Secondly, Georgian authorities are demonstrating a commitment to take practical effective steps to control this highly contagious disease. With increasing exports of livestock, Georgia’s membership of EuFMD demonstrates to other nations that it has begun a serious and exhaustive process of controlling the disease.

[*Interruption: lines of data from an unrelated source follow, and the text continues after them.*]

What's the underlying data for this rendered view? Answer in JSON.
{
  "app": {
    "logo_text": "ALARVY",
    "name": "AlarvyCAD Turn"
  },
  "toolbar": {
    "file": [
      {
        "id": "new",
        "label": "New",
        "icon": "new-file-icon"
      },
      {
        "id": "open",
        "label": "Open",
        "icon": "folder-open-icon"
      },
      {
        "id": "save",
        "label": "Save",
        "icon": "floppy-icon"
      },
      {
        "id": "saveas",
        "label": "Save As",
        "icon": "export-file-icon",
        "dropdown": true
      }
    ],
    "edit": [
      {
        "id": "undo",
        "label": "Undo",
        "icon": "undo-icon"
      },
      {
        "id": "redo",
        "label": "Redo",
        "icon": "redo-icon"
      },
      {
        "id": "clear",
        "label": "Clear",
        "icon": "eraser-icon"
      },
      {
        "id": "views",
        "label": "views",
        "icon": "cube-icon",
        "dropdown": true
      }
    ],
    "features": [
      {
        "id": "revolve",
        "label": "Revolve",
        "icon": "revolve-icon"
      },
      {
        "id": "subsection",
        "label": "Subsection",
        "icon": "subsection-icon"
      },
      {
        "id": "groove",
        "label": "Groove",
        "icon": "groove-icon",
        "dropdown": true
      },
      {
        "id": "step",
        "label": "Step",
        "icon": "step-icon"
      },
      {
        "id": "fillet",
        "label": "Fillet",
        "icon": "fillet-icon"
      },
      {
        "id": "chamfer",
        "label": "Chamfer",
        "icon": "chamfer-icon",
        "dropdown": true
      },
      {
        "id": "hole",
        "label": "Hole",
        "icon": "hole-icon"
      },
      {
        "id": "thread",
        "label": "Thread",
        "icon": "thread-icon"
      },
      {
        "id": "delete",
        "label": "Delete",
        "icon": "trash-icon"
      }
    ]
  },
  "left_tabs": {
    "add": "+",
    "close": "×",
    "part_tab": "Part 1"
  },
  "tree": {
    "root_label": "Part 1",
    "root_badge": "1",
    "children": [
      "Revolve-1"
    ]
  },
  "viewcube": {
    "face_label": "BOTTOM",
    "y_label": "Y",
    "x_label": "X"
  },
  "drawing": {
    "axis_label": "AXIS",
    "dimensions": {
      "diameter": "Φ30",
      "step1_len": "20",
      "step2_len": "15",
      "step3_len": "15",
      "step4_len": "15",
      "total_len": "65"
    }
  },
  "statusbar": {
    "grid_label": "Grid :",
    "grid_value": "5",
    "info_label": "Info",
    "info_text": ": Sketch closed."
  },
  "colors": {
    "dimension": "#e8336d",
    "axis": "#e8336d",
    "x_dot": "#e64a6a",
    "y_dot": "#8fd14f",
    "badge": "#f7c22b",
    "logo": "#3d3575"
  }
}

From 13 to 15 August 2013, EuFMD will provide its first instance of support to Georgia as a member country via a workshop in Tbilisi. Participants will include senior members of the Georgian National Food Agency and experts from the Georgian national FMD laboratory. Attendees will receive training on how to develop a risk-based strategic plan for the control of FMD. EuFMD experts will provide capacity building and guidance on national objectives, disease indicators and technical assistance. The workshop is the first step in a process whereby the veterinary services and stakeholders work together, with the assistance of EuFMD and the long-term commitment of the national authorities, to develop a comprehensive plan for FMD control based on PCP principles.
Georgia’s entrance into the EuFMD will help livestock-rearing farmers reduce the risk of FMD infecting their herds by working out a long-term plan for the establishment of a sustainable national programme.
1 World Organisation for Animal Health